Today, my dear friend, Maria Showalter, whom I have known for almost forty years, passed away after being taken off life-support and placed in hospice care after a second massive stroke. She had been making a remarkable recovery from an earlier stroke in July and this recurrence – and outcome – has been a horrific and devastating surprise to all who know her.
Maria is one of those people who never made headlines but should have, and NOT for having a wardrobe malfunction or doing any of the thousand frivolous things by which people in our society seek public attention. She should have made headlines for living a life of quiet grace, for an ability to see the best in and be an optimist about others; for her steadfastness and good cheer; for her unselfish caring for and service to the less fortunate; and for showing how friendships should be conducted and that what matters is not our possessions but our conduct towards others.
I have known Maria since 1972 (!), when we were both living at U Penn’s first attempt at a residential college. She was a native Philadelphian from storied Girls’ High, the top academic high school in the public school system. Maria, no more than probably 125 lbs. and 5’4″ tall, nevertheless helped form and row in the first women’s rowing club at Penn, which later became the women’s crew team. (There are amazing stories about their struggle for recognition and resources.) Maria graduated with a double major that included Economics, went on to get a Master’s degree and rose to a Director-level position within the IT function at Drexel University. While her husband’s calling as a Presbyterian minister meant assignments in Pittsburgh (PA), Dublin (CA), and Cincinnati (the current one), her value to Drexel allowed her to telecommute, requiring only that she make regular trips to Philadelphia for meetings. This also made it possible for her to see family and friends: we were able to have lunch several times a year and catch up in person on news and reminiscences in addition to regular calls.
How Maria was as a friend in our college years held constant during these subsequent decades. From the very beginning, I could always count on her laughing at my bad jokes, be a sounding board for ideas and a compassionate and caring listener to any woes, big or small. When I was laid up with a back injury in an almost-empty building during one Spring Break, Maria was one of three people who brought me food and kept me company. Later, when we jointly undertook planning alumni reunions of Van Pelt College House, it was Maria who pitched in the most with ideas and time to make them successful. She cared about nurturing community, and her constancy of caring and good cheer defined friendship for me: where we all TRY to be like that for our friends, Maria succeeded.
Words cannot really express how it will feel to be in a world diminished by her absence.

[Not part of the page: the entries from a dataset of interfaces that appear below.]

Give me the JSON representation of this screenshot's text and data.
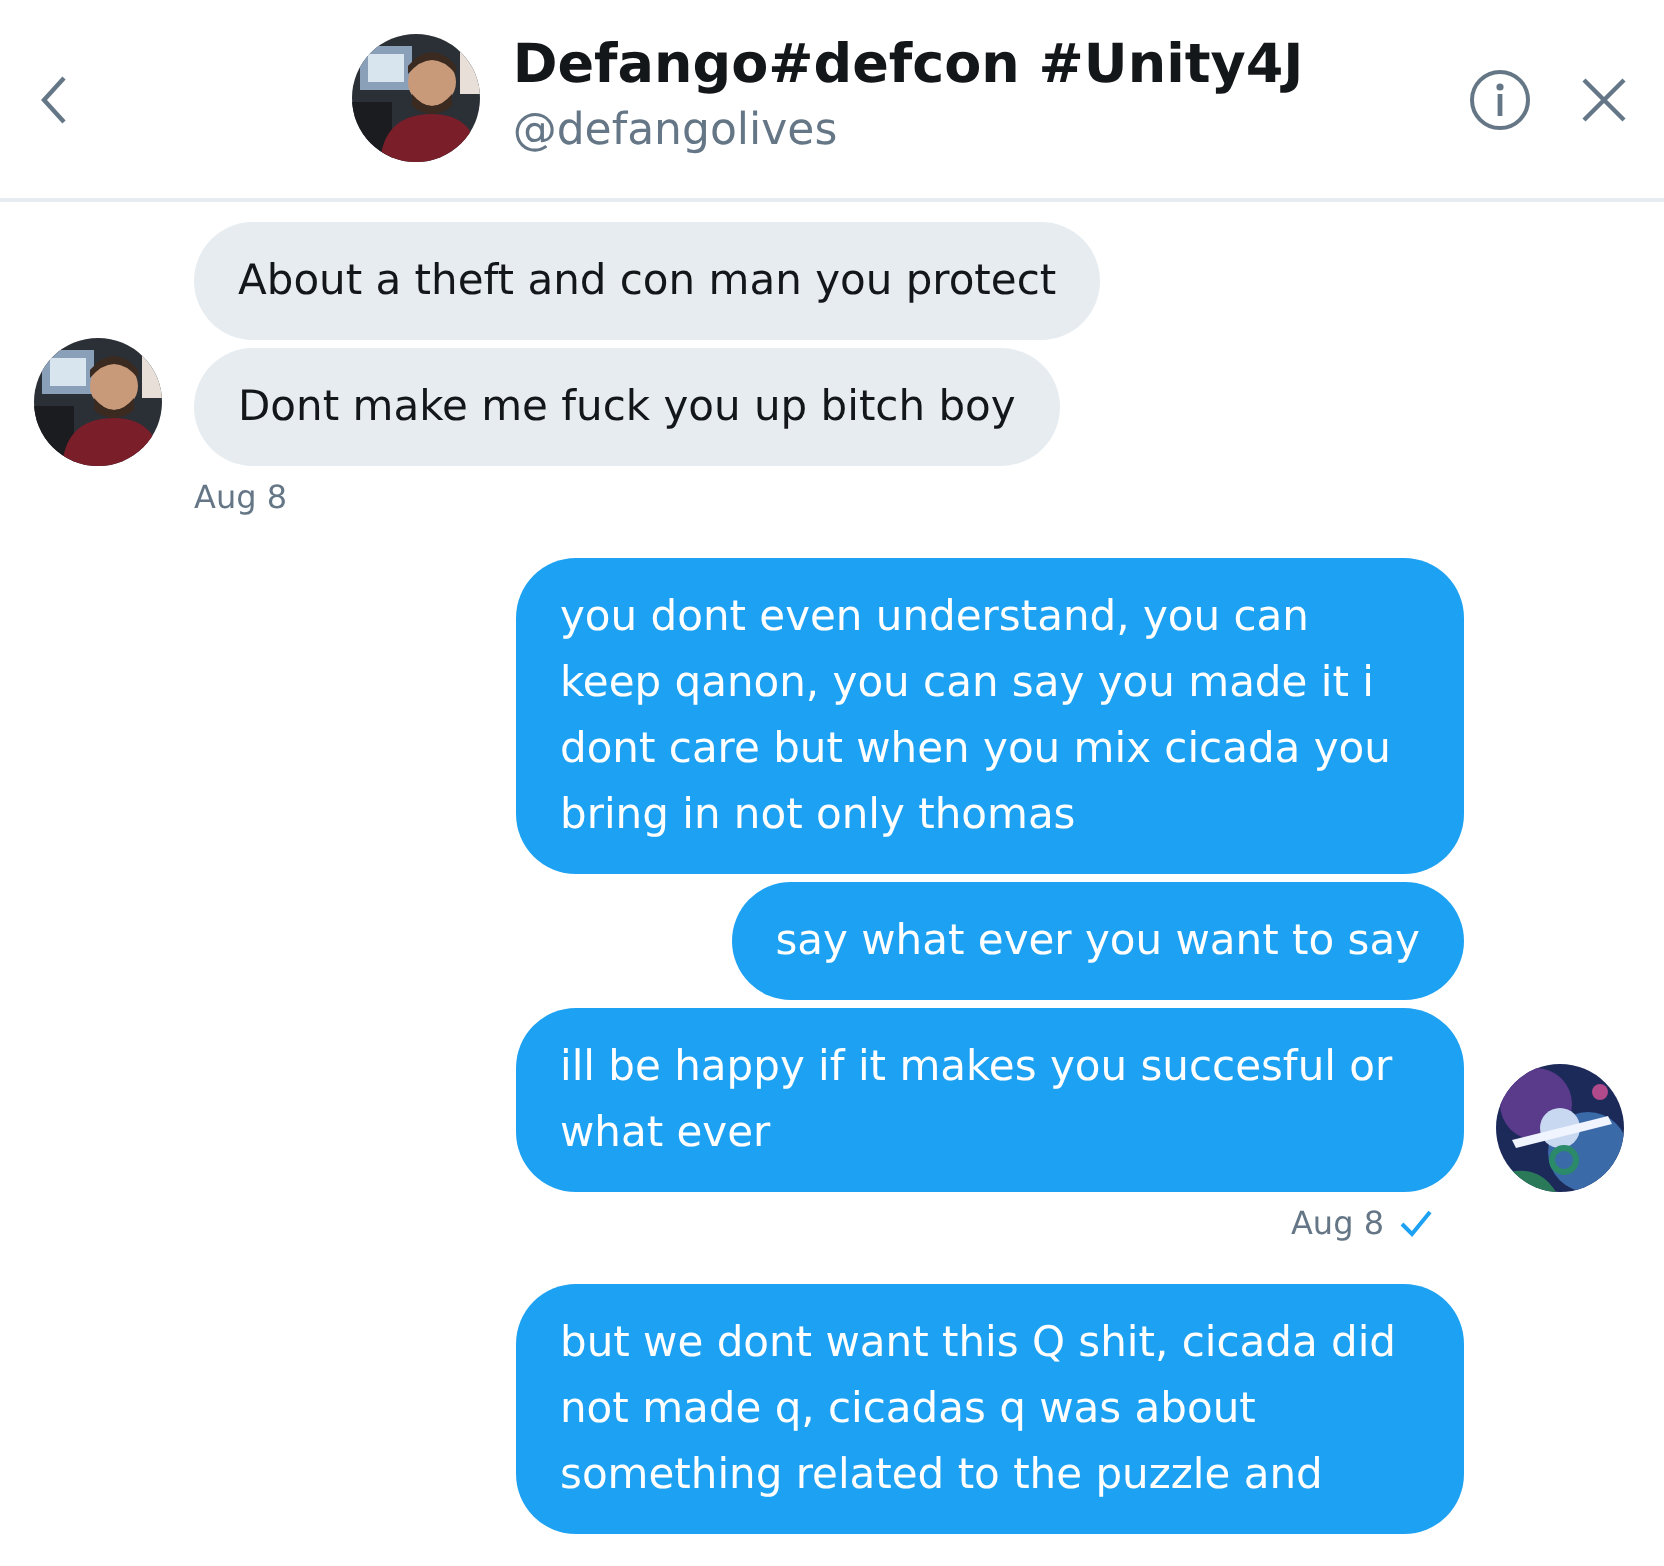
{
  "header": {
    "title": "Defango#defcon #Unity4J",
    "handle": "@defangolives"
  },
  "groups": [
    {
      "kind": "received",
      "bubbles": [
        "About a theft and con man you protect",
        "Dont make me fuck you up bitch boy"
      ],
      "timestamp": "Aug 8"
    },
    {
      "kind": "sent",
      "bubbles": [
        "you dont even understand, you can keep qanon, you can say you made it i dont care but when you mix cicada you bring in not only thomas",
        "say what ever you want to say",
        "ill be happy if it makes you succesful or what ever"
      ],
      "timestamp": "Aug 8",
      "read": true
    },
    {
      "kind": "sent",
      "bubbles": [
        "but we dont want this Q shit, cicada did not made q, cicadas q was about something related to the puzzle and"
      ]
    }
  ]
}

Rather than simply mourn her passing when it happens, my early New Year’s resolution is to celebrate her qualities by resolving to bring more of them into the world by my own words and actions. I think Maria would approve of honoring her with that kind of living memorial.
I will miss her and our friendship terribly.